Supplied data:
----
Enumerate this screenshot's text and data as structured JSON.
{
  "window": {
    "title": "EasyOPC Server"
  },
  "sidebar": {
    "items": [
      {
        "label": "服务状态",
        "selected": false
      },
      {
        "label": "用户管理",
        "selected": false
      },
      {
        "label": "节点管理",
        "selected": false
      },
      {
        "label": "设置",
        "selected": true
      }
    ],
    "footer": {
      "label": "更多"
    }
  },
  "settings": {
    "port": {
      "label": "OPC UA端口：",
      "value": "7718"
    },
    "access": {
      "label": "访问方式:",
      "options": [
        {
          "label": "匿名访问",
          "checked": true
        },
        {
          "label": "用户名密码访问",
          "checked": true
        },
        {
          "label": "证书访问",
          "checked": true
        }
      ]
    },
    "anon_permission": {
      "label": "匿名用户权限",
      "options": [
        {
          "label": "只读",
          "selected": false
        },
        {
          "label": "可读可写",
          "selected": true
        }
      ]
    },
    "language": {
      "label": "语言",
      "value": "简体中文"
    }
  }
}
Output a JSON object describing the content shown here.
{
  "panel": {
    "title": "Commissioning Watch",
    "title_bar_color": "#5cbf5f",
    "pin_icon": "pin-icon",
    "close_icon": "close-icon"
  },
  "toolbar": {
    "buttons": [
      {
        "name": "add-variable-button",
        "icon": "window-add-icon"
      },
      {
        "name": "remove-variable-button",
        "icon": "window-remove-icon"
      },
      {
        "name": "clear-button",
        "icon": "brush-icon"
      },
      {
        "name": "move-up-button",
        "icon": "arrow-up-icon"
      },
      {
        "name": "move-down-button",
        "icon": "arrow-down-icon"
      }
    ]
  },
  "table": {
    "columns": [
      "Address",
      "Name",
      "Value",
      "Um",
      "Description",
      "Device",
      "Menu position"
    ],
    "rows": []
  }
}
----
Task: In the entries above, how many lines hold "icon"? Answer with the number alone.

Expected output: 7